This past week the news headlines were dominated (other than COVID – I’m so done with COVID, but unfortunately, it isn’t done with me) by the trading activity by large groups of retail investors in several small/mid-cap stocks. One familiar name for those with children or if you’re an adult gaming enthusiast is the bricks-and-mortar gaming retailer GameStop. These retail investors have been working in unison to aggressively buy call options (the right to buy the stock at a specified price and within a specified timeframe) on these names, not only driving prices higher but also expanding the leverage level attached to these names in the derivatives markets. Many of these traders are trading in very small amounts but are doing so through margin and option trading, which amplifies their influence.
GameStop, AMC, Blackberry, and the other targets of these retail traders are now trading very far from fundamentals (Currently GameStop is as valuable as Tyson Foods or Iceland’s entire economy!). This activity reminds me of 1999 when at the height of the tech bubble, FOMO fever was at its peak. The key differences today are zero cost commissions, higher use of leverage, and App- based-trading platforms that have gamified investing. Combine these factors with the work-from-home environment, and you have a lot of bored individuals focusing on stocks. We all know how the tech bubble ended (not good for most investors), but I want to assure you that I don’t believe that the isolated actions in a few small-cap companies will lead to a widespread, sustained downturn in the markets. As I pointed out in my last commentary, we believe the path forward is an opportune one, but it won’t be a path of roses. It never is. Be prepared for a bumpy ride.
More importantly, though, I am reminded of how FOMO can affect our decisions. Last year I wrote about how 11-year-old boys and investors alike are afflicted by FOMO. The underlying message is that after a 13-year bull market, which included a global pandemic, investing can seem easy. However, risk assets and markets are driven by fear and greed and they vacillate between being valued and priced (if you don’t know the difference, read my earlier post on the subject). Successful investors understand what they are investing in, manage their risk religiously, and are fearful when others are greedy.
Reddit and the Greater Fool Game

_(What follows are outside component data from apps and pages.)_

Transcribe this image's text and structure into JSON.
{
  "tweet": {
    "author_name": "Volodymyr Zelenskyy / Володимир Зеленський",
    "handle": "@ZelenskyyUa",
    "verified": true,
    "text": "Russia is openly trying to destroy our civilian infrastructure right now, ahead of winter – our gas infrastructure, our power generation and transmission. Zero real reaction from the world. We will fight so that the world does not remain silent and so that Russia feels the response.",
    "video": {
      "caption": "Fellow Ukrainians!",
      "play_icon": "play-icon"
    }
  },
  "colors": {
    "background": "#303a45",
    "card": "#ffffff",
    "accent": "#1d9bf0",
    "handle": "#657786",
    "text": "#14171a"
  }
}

These mob traders are playing the greater fool game. If acting in accordance with the greater fool theory/game, an investor will purchase questionably priced securities without any regard to their fundamentals under the hope that will still be able to quickly sell them off to another “greater fool,” who could also be hoping to flip them quickly. Unfortunately, speculative bubbles burst eventually, leading to a rapid depreciation in share prices. Compounded by leverage, this leads to significant and irreparable losses.
The meteoric rise and fall of this small group of stocks is nothing new. In the past, we’ve seen similar huge rallies and collapses in the prices of assets like cryptocurrencies, biotech, solar energy stocks, and entire equity markets. Investors get drawn into past returns, believing that recent returns confirm the story behind each of these assets. They jump on the investment, only to lose money when the bubble bursts.
Don’t get me wrong. I like financial bubbles.
That may sound strange, but financial bubbles have given us everything from railroads in the 1880s to the internet in the 1990s. Many of our most iconic companies and industries were either formed in those bubble environments or can trace their origins to their aftermaths. Notwithstanding the damage to individual companies and investors, bubbles leave behind a new commercial or consumer infrastructure. Bubbles also provide the opportunity for disciplined investors to add incremental returns, but to do so, investors need to keep their FOMO in check.
Sadly, most investors are not disciplined enough or have the breadth of experience to capitalize on bubbles. I would be lying if I said that investment professionals don’t suffer from FOMO or other cognitive biases as well. However, the acknowledgment that we all have biases is the first step in developing an investment framework that can help mitigate these cognitive barriers. Also important is the willingness and patience to diversify away into investments that are not in “bubble” territory. This can be hard to do since no one wants to be invested in something that just plods along for months or years before the tide turns. However, this is exactly what successful investors do. They put their emotions aside to analyze investment opportunities with data, not emotions or opinions. Those of you who know me personally know that I have little patience for opinions based upon anecdotal evidence or just plainly untrue assertations. As I like to say, everyone is entitled to their own opinion, just not their facts.
So, until next time, be sure to keep your FOMO in check.
Stay safe and be well.
Chief Investment Officer